Most of the children questioned said they are finding ways to enjoy the extra time at home with family.

"I have a pool so my sister and me go in there," Piron said. "It's really cold."

"We watch movies, we cook dinner together, we fish from our backyard," Chinn said.

And when things return to normal Killingsworth says the first thing on her to-do list is to spread some love: "Go see everybody and hug everybody."

"I want to go to a national park because that is what I’ve been dying to do!," exclaimed Chinn.

Adesanya,10, offers this advice, "Make sure you can find something fun to do to keep you occupied. And know that you're not the only one facing this."

If you are a parent concerned about how this pandemic is affecting your child Tracy Alloway, professor of psychology at UNF offers some insight and tips.

"One of the things that's very strong in human nature is this need to connect and that is driven by oxytocin," Alloway said. "It's a powerful neurotransmitter that's released immediately when a mother bonds with a child. I think the exciting news is research shows that even online interactions release oxytocin in the individual." 

Alloway offers advice to help your children through the COVID crisis. She says get creative by setting up online play dates and allow them to do arts and crafts through video chats with friends. 

Parents, be intentional with your words. Focus on good things like playing games and spending more time together as a family and encourage them to draw or express their feeling through art. Alloway's research shows that's a powerful tool to eliminate stress and anxiety.

"We do know that schools, for example, will not be coming back this school year so definitely in the next month kids won't get a chance to see their friends in person in a classroom setting," Alloway said. "So we do know that can be very troubling. Here are a couple of tips. We do know that changing one word can make all of the difference to their mindset. So often we may say 'yes but,' so if we can refrain and make it 'yes and,' research shows it can actually rewire how we use our brain and shift the focus to a more optimistic outlook."

As for children concerned about their parents who are frontline workers, Alloway says it's important not to dismiss their concerns.

"The first thing is to acknowledge that fear instead of shutting it down and saying it's going to be ok," Alloways said. "Give them the space to express their emotions and how they feel. You can say mom takes a lot of precautions when she's at work she wears a mask, gloves and here's what you can do at home. Wash your hands and use sanitizer."

When interviewed about what the coronavirus is, 6-year-old Elijah McLeod responded: "When people eat bats."

"I think it's really important to address that from a fact perspective," Alloway said. "Correct them by saying that is not accurate. You get this much like the cold or flu where it's transmitted from maybe not washing your hands, or practicing these good hygienic tips." 

When it comes to explaining to kids what's going on your details should depend on the child's developmental stage. Young kids obviously don't need to know mortality statistics. 

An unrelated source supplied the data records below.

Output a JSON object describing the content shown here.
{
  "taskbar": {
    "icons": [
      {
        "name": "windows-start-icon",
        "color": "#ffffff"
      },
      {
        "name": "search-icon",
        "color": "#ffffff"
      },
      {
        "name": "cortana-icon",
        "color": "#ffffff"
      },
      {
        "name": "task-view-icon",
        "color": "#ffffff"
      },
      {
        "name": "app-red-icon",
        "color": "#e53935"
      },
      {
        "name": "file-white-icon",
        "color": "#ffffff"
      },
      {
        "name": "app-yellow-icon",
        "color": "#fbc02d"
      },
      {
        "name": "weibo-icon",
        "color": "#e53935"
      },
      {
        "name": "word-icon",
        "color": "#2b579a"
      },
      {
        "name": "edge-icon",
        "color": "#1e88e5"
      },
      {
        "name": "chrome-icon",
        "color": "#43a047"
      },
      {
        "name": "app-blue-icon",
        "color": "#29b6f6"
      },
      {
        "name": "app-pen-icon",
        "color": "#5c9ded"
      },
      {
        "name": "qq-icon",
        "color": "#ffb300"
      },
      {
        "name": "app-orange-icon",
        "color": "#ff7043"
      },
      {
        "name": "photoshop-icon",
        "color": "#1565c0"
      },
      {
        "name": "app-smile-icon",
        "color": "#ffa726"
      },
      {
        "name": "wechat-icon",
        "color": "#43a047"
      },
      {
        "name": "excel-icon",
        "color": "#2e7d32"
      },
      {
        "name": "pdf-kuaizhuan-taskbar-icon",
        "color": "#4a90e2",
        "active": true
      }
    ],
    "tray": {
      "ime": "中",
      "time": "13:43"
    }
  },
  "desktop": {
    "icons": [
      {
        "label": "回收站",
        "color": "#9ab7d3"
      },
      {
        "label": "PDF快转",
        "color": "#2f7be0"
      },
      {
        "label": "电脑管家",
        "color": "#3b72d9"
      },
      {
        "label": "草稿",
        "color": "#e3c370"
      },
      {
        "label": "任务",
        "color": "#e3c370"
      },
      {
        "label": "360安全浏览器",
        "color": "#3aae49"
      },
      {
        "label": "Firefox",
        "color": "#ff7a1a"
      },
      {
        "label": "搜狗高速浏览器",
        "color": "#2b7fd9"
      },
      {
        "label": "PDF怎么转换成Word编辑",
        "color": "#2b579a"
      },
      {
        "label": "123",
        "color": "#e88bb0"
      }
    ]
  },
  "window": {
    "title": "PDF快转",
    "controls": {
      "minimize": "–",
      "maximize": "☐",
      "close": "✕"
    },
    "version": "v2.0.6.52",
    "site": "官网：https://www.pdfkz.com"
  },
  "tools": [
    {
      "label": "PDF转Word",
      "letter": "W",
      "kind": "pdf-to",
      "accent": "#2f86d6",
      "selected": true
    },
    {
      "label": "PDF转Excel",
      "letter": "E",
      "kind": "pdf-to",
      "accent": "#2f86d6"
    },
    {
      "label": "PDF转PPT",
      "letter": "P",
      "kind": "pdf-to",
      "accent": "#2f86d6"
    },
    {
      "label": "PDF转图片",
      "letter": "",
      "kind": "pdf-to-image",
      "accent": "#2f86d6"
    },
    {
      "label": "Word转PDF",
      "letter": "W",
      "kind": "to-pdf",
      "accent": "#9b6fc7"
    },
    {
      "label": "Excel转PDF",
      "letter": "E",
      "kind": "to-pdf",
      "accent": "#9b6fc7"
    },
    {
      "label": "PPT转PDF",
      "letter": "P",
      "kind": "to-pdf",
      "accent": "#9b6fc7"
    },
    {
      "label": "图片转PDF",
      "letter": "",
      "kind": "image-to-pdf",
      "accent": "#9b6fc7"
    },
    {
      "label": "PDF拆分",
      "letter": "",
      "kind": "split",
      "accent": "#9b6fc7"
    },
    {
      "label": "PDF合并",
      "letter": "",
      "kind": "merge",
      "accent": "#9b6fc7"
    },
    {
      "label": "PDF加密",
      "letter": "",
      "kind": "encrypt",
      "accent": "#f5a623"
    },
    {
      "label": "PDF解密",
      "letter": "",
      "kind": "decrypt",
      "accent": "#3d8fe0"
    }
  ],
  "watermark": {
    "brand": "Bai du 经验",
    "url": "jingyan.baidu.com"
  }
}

Alloway says always shift the focus to what their brains can handle. For a young child under seven or eight talk to them about what they can do like washing their hands.